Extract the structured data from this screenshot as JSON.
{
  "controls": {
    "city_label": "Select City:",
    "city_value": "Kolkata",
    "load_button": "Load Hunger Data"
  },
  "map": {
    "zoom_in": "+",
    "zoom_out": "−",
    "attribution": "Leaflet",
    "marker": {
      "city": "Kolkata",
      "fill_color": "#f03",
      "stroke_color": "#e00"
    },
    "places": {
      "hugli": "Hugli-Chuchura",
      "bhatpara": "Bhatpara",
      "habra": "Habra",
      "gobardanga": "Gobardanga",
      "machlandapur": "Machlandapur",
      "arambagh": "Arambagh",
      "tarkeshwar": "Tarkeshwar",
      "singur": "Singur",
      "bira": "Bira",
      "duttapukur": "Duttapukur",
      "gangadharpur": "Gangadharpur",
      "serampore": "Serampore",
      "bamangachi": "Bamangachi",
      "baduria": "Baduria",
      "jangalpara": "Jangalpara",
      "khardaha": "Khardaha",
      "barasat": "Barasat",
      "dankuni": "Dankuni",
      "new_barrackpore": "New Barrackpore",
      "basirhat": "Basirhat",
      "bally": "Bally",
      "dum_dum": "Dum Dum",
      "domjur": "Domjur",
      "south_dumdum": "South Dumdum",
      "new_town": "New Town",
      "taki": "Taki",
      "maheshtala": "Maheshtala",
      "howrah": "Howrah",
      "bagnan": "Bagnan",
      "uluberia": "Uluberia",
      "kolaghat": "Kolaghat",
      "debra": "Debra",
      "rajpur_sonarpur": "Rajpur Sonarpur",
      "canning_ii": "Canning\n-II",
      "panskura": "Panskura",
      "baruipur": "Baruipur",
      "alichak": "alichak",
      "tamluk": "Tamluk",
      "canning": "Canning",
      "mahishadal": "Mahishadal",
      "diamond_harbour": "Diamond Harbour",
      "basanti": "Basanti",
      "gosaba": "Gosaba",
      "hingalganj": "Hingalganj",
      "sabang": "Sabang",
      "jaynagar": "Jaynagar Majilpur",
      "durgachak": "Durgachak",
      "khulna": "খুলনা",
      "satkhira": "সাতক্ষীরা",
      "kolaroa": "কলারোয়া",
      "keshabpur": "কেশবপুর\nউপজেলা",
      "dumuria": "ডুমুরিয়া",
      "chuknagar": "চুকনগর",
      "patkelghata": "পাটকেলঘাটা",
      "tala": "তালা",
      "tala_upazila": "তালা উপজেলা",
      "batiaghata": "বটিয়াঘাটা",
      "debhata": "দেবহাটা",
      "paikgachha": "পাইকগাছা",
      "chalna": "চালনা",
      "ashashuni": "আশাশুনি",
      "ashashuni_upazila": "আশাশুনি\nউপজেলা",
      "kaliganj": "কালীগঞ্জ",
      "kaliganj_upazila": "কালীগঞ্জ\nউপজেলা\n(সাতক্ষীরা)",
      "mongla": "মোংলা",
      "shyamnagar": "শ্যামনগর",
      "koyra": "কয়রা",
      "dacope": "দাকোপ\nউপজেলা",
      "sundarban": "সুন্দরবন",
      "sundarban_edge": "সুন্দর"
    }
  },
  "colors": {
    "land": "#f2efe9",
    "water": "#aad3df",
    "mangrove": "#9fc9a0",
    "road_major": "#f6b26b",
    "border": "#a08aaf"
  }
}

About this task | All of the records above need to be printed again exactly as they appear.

Written reply |
Extract the structured data from this screenshot as JSON.
{
  "controls": {
    "city_label": "Select City:",
    "city_value": "Kolkata",
    "load_button": "Load Hunger Data"
  },
  "map": {
    "zoom_in": "+",
    "zoom_out": "−",
    "attribution": "Leaflet",
    "marker": {
      "city": "Kolkata",
      "fill_color": "#f03",
      "stroke_color": "#e00"
    },
    "places": {
      "hugli": "Hugli-Chuchura",
      "bhatpara": "Bhatpara",
      "habra": "Habra",
      "gobardanga": "Gobardanga",
      "machlandapur": "Machlandapur",
      "arambagh": "Arambagh",
      "tarkeshwar": "Tarkeshwar",
      "singur": "Singur",
      "bira": "Bira",
      "duttapukur": "Duttapukur",
      "gangadharpur": "Gangadharpur",
      "serampore": "Serampore",
      "bamangachi": "Bamangachi",
      "baduria": "Baduria",
      "jangalpara": "Jangalpara",
      "khardaha": "Khardaha",
      "barasat": "Barasat",
      "dankuni": "Dankuni",
      "new_barrackpore": "New Barrackpore",
      "basirhat": "Basirhat",
      "bally": "Bally",
      "dum_dum": "Dum Dum",
      "domjur": "Domjur",
      "south_dumdum": "South Dumdum",
      "new_town": "New Town",
      "taki": "Taki",
      "maheshtala": "Maheshtala",
      "howrah": "Howrah",
      "bagnan": "Bagnan",
      "uluberia": "Uluberia",
      "kolaghat": "Kolaghat",
      "debra": "Debra",
      "rajpur_sonarpur": "Rajpur Sonarpur",
      "canning_ii": "Canning\n-II",
      "panskura": "Panskura",
      "baruipur": "Baruipur",
      "alichak": "alichak",
      "tamluk": "Tamluk",
      "canning": "Canning",
      "mahishadal": "Mahishadal",
      "diamond_harbour": "Diamond Harbour",
      "basanti": "Basanti",
      "gosaba": "Gosaba",
      "hingalganj": "Hingalganj",
      "sabang": "Sabang",
      "jaynagar": "Jaynagar Majilpur",
      "durgachak": "Durgachak",
      "khulna": "খুলনা",
      "satkhira": "সাতক্ষীরা",
      "kolaroa": "কলারোয়া",
      "keshabpur": "কেশবপুর\nউপজেলা",
      "dumuria": "ডুমুরিয়া",
      "chuknagar": "চুকনগর",
      "patkelghata": "পাটকেলঘাটা",
      "tala": "তালা",
      "tala_upazila": "তালা উপজেলা",
      "batiaghata": "বটিয়াঘাটা",
      "debhata": "দেবহাটা",
      "paikgachha": "পাইকগাছা",
      "chalna": "চালনা",
      "ashashuni": "আশাশুনি",
      "ashashuni_upazila": "আশাশুনি\nউপজেলা",
      "kaliganj": "কালীগঞ্জ",
      "kaliganj_upazila": "কালীগঞ্জ\nউপজেলা\n(সাতক্ষীরা)",
      "mongla": "মোংলা",
      "shyamnagar": "শ্যামনগর",
      "koyra": "কয়রা",
      "dacope": "দাকোপ\nউপজেলা",
      "sundarban": "সুন্দরবন",
      "sundarban_edge": "সুন্দর"
    }
  },
  "colors": {
    "land": "#f2efe9",
    "water": "#aad3df",
    "mangrove": "#9fc9a0",
    "road_major": "#f6b26b",
    "border": "#a08aaf"
  }
}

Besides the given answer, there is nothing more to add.